• _Work to complete_
For the entries below, say how many lines hold the word "this", with the number as the only reply.

[Component data from apps and pages]
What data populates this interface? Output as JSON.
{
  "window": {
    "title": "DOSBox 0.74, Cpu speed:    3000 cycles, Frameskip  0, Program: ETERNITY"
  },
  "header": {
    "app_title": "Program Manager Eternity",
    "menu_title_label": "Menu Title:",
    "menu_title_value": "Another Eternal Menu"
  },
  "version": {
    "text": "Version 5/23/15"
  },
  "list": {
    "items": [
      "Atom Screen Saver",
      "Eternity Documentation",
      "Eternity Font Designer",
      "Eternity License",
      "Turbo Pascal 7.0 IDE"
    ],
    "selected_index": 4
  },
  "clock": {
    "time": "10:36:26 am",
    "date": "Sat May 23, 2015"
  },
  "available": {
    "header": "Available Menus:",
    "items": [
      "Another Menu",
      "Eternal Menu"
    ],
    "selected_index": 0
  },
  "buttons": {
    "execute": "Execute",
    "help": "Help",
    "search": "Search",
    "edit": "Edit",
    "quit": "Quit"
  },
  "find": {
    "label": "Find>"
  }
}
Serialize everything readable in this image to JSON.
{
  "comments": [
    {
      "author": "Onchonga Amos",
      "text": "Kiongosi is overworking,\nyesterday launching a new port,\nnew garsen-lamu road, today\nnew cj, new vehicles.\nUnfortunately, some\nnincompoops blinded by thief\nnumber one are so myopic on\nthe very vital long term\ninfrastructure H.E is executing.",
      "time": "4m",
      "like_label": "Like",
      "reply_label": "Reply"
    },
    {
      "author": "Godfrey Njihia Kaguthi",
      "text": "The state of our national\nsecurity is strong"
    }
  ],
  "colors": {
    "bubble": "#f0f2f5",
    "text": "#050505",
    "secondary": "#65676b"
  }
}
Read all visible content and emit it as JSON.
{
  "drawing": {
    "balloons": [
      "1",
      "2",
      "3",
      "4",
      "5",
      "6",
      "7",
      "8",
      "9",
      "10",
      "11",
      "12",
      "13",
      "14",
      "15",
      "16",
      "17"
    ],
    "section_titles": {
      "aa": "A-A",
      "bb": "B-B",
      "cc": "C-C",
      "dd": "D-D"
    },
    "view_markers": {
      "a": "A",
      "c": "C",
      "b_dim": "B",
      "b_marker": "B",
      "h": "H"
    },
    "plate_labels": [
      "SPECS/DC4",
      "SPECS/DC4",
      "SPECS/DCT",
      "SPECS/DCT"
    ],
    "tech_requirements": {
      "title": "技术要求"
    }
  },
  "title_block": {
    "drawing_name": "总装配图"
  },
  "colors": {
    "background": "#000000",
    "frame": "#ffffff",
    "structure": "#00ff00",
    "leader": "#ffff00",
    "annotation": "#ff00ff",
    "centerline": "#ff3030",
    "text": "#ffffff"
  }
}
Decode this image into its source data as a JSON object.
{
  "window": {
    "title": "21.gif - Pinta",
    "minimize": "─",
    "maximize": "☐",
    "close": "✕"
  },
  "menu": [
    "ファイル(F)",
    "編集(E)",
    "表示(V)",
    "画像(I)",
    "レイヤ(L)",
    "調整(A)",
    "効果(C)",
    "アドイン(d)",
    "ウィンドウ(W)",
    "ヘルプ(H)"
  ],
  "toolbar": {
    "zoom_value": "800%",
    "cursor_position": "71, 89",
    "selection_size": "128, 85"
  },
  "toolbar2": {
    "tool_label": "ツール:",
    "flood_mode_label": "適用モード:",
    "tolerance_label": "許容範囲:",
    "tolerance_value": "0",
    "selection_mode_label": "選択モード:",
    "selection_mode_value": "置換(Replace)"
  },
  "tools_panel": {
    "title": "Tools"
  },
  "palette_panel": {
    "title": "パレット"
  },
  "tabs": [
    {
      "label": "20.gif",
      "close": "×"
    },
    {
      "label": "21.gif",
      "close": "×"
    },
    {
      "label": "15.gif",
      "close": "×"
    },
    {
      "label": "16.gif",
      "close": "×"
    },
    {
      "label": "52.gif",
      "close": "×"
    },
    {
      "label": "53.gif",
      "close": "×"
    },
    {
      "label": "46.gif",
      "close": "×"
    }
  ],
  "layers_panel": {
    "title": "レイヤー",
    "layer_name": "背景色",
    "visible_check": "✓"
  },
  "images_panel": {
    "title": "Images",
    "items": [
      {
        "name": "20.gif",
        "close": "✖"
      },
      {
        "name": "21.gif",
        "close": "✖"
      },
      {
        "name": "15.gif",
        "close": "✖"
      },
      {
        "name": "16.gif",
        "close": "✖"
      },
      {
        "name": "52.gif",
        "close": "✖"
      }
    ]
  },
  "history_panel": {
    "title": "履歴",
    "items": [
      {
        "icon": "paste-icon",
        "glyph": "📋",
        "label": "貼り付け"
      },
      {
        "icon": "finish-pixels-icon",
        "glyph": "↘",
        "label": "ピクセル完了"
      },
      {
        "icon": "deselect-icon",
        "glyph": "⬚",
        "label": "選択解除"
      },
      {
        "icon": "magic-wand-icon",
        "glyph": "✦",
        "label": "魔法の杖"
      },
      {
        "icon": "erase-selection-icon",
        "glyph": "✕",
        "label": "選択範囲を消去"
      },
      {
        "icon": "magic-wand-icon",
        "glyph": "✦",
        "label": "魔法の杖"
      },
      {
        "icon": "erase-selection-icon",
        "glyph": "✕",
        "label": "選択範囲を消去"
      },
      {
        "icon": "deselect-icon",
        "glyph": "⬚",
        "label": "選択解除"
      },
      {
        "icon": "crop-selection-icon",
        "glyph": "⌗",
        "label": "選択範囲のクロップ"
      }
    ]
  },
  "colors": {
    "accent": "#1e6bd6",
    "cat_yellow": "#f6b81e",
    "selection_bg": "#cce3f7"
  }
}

• _Response_
3